Last year the UK government took the encouraging step of launching a consultation on their plans to ban the ivory trade in the UK.
Though many people don’t realise it, some trade in ivory is still legal in the UK, for example, antique ivory produced before 1947. Alarmingly, recent evidence has revealed that the UK’s legal ivory market has been used as a cover for trade in illegal ivory.
That’s why we considered the consultation to be so important and encouraged our supporters to have their say too.
Now it’s time for action
It’s now been over two months since the consultation closed. More than 70,000 people took the time to submit their views, with the government reporting an initial ‘overwhelming majority’ supporting a UK ivory trade ban.
We also saw over 60,000 people sign our #StopIvoryTrade petition.
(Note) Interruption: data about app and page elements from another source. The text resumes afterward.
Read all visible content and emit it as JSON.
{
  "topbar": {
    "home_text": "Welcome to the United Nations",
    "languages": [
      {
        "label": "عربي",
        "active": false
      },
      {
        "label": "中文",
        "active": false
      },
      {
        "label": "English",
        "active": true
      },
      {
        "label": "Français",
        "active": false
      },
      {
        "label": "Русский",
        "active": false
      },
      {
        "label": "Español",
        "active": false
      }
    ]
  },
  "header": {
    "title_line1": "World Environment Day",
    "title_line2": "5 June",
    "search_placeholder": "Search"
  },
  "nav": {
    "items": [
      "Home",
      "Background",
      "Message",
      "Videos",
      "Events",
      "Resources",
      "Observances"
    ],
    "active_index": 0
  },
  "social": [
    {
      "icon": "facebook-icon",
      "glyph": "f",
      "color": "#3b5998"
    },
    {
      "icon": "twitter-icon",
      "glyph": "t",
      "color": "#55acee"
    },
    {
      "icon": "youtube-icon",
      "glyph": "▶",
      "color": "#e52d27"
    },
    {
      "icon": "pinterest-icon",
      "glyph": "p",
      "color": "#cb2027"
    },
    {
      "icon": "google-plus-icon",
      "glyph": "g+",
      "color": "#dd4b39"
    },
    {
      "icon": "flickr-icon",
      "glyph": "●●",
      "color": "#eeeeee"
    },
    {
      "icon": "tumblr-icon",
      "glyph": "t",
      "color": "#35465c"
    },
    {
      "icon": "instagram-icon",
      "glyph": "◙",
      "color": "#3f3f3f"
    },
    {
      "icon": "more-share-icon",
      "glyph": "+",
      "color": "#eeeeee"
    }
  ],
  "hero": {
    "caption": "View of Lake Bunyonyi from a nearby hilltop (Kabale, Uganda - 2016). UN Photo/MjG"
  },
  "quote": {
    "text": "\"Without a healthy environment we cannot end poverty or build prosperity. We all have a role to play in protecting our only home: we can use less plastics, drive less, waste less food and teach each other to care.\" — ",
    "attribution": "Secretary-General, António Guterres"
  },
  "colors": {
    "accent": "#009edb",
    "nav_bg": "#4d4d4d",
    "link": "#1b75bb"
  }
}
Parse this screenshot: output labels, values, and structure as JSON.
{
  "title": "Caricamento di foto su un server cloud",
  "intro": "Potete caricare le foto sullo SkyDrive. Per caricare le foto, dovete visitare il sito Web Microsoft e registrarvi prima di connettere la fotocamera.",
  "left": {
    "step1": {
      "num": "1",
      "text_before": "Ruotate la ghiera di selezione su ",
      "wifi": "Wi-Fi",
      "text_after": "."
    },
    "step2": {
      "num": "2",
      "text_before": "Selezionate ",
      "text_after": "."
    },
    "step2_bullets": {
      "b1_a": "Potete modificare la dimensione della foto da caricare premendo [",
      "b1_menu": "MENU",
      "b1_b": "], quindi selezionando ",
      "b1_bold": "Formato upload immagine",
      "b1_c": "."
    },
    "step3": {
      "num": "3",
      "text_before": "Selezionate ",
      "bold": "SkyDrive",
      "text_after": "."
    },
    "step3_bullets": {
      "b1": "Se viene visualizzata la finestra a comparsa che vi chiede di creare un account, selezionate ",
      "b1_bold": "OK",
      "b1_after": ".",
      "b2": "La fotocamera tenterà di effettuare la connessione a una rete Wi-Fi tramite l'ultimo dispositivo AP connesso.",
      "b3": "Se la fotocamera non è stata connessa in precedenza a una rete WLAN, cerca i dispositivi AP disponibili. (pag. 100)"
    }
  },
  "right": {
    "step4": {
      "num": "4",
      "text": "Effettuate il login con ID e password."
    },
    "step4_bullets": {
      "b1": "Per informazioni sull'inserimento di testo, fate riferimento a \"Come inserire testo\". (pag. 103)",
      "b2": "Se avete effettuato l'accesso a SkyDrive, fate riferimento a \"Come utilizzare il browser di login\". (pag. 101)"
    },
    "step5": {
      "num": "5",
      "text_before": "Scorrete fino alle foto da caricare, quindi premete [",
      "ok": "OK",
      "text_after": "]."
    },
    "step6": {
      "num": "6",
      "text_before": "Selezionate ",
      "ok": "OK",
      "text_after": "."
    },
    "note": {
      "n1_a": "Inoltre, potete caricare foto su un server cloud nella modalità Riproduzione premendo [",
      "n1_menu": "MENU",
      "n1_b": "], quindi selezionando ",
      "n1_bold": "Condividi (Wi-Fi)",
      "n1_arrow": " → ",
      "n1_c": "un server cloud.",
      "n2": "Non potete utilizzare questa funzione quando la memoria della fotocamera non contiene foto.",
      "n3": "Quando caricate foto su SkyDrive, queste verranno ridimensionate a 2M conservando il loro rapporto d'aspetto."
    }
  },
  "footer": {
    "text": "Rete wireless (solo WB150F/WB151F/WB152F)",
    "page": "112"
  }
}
It’s clear just how strongly people feel about this issue.
But so far, the government is yet to announce its plans. We’re still waiting to hear what they’re going to do to help stop the ivory trade.
We’re still hopeful the government will do the right thing, but with more African elephants being poached than born, every day we wait is a day too long.
Help us hold the government to account
We need to keep the issue high on the government’s agenda. By showing publically that we are still waiting for them to act, we can keep the pressure on.
That’s why we’re asking as many people as possible to tweet Defra – the Department for Environment, Food & Rural Affairs, who organised the consultation. Let’s show them that we’re not going to forget elephants, and that we’re relying on them to act quickly.
Sending a tweet is really easy – we’ve even prepared the message for you to send. So all you need to do is click the button, and you’ll be taken through to Twitter ready to send.
If you’re not on Twitter, you can still play a huge part. Please share this article with friends or family to help us spread the word.
The UK must play no part in the elephant poaching crisis. Now is the time for the government to take action to tackle the illegal ivory trade.